Copy, from the material below, each line where "test" shows up.

####################

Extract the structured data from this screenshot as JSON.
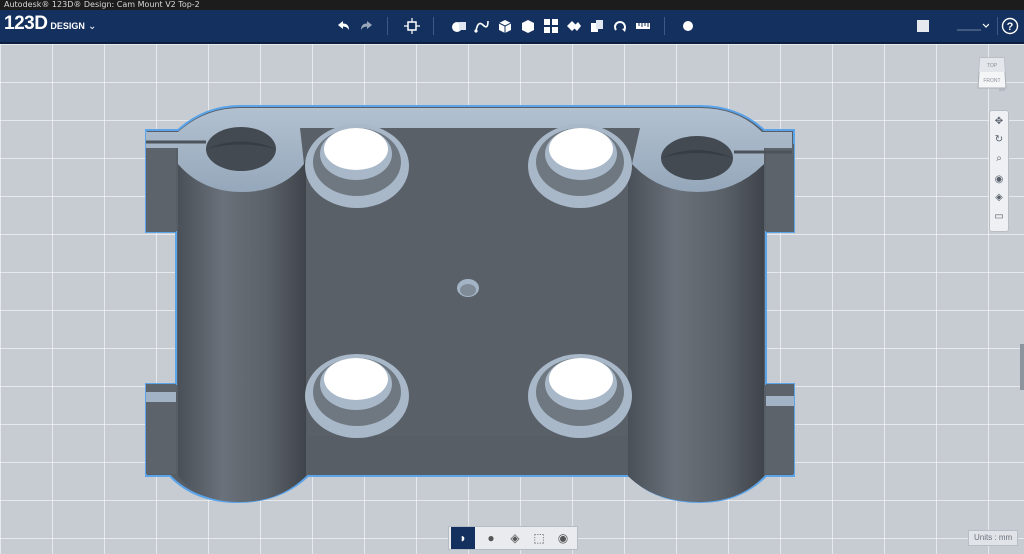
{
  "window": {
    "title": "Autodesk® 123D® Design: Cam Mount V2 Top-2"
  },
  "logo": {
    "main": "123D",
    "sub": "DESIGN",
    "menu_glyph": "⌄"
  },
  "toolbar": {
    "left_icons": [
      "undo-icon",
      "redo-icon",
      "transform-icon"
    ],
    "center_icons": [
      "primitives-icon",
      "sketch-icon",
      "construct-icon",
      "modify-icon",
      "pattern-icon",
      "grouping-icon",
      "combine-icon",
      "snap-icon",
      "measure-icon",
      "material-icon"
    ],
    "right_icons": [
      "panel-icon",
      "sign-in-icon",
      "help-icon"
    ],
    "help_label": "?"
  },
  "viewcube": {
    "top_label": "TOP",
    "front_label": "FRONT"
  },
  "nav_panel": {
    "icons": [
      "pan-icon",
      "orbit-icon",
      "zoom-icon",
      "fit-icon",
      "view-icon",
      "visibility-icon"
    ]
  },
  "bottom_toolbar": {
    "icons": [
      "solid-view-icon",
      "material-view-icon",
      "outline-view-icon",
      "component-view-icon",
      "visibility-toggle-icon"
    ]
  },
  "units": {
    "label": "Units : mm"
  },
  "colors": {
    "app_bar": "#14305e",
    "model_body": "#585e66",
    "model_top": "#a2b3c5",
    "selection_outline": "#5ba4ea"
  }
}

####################

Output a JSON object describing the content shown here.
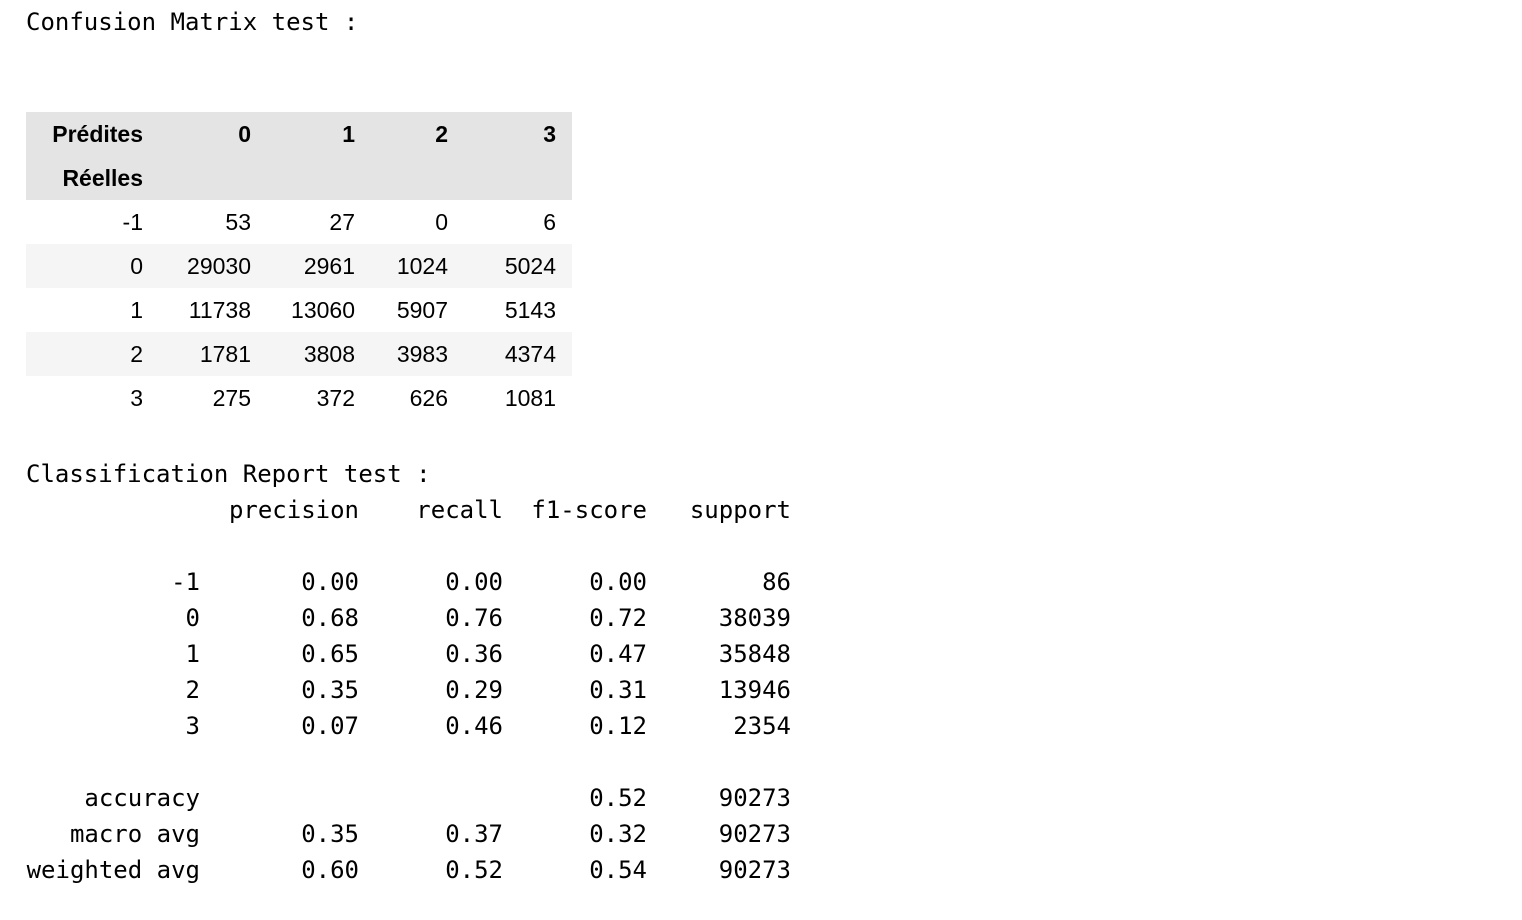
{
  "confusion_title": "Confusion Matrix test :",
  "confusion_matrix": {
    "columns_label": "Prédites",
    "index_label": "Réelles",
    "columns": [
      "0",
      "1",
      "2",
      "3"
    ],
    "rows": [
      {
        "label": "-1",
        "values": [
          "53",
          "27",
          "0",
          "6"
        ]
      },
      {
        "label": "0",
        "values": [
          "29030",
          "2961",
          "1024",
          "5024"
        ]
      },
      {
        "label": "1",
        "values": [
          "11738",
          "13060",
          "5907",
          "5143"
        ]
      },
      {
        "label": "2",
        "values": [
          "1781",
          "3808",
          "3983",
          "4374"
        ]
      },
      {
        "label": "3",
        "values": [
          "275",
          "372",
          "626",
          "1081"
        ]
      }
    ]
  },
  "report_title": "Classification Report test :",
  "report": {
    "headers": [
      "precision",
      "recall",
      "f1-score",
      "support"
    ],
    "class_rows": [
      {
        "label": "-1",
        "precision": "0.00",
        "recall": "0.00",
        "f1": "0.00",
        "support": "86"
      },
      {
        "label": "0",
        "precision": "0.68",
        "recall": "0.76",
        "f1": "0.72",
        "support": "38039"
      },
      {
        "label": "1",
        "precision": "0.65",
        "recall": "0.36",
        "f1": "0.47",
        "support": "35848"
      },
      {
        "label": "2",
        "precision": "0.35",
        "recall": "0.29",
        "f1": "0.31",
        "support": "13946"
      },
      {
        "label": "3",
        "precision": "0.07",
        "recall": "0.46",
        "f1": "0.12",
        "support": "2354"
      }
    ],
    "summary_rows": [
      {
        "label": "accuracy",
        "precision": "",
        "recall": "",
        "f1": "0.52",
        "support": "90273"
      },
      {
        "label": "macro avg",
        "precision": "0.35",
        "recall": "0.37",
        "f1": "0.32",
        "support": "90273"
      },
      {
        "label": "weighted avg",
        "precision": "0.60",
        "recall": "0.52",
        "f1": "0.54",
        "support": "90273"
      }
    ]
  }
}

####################

- SOLVED PROBLEM
  "confusion_title": "Confusion Matrix test :",
  "report_title": "Classification Report test :",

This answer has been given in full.